Information shown: Begin

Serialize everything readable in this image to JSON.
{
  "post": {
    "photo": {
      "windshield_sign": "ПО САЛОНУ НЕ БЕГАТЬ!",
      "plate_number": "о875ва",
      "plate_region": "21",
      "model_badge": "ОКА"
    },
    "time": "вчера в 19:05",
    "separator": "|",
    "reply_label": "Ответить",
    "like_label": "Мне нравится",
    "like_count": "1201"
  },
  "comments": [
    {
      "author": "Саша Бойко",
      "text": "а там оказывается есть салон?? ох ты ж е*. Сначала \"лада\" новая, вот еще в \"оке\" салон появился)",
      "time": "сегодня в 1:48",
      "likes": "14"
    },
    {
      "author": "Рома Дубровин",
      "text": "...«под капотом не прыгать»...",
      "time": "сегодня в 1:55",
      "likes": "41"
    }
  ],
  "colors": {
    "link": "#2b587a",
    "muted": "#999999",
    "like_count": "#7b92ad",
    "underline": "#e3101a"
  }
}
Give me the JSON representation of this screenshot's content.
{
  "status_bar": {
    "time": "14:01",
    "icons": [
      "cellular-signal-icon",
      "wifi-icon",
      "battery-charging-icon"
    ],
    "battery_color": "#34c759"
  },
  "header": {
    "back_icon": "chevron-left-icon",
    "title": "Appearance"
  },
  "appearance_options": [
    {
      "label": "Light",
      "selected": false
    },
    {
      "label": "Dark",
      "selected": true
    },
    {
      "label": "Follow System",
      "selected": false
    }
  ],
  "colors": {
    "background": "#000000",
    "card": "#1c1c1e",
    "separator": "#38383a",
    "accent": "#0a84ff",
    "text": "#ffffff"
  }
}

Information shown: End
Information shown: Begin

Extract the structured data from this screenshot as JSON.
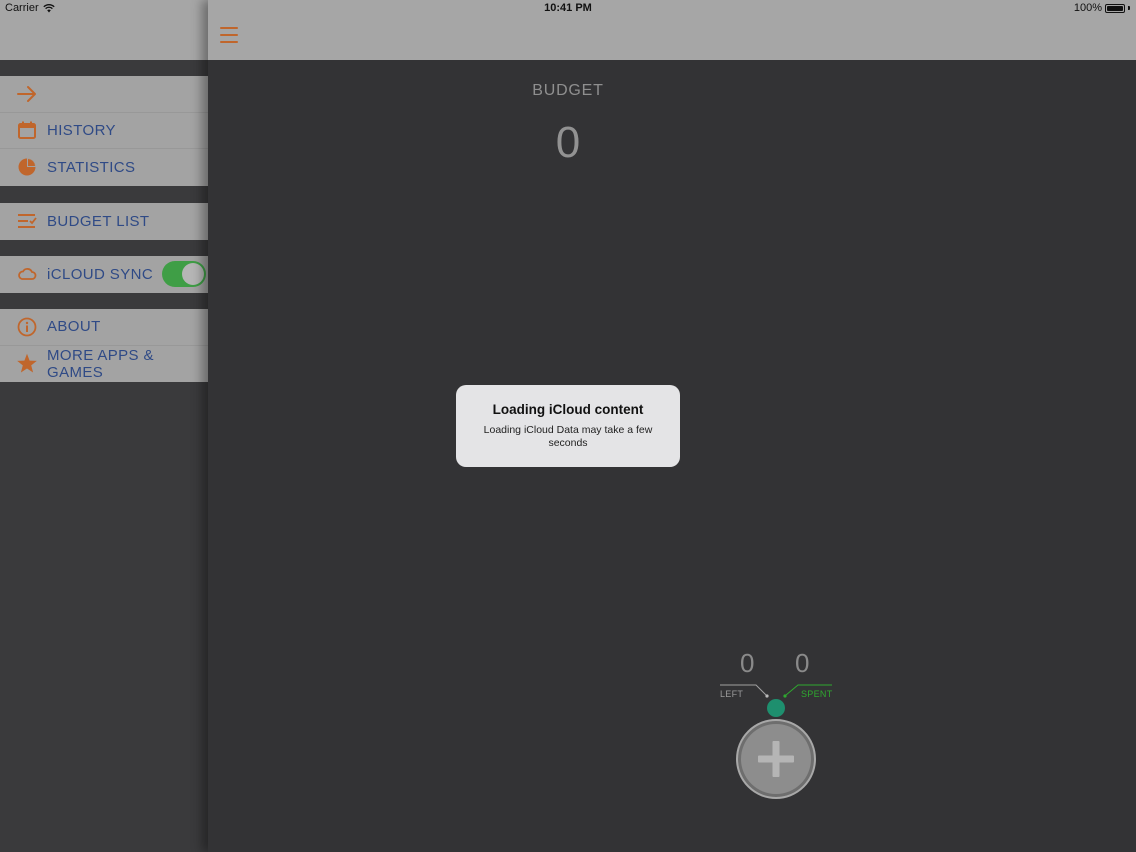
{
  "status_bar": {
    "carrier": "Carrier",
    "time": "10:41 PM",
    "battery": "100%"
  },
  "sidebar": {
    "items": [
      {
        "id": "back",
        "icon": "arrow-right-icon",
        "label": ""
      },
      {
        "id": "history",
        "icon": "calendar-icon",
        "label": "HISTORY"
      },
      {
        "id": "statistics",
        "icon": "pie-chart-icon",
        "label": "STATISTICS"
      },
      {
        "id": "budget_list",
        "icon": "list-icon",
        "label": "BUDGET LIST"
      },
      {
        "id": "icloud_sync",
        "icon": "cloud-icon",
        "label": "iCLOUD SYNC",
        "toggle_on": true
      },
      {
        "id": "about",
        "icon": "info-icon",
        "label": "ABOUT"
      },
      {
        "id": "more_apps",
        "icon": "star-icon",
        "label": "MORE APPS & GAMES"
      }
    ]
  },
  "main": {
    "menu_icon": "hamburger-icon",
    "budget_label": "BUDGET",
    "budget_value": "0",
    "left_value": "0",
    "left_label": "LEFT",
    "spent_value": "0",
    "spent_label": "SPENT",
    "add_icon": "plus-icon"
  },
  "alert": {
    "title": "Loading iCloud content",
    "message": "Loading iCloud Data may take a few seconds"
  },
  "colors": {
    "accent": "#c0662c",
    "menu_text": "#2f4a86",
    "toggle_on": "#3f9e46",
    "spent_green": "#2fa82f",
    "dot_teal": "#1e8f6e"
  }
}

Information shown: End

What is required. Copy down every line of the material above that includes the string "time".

Your solution.
    "time": "вчера в 19:05",
      "time": "сегодня в 1:48",
      "time": "сегодня в 1:55",
    "time": "14:01",
    "time": "10:41 PM",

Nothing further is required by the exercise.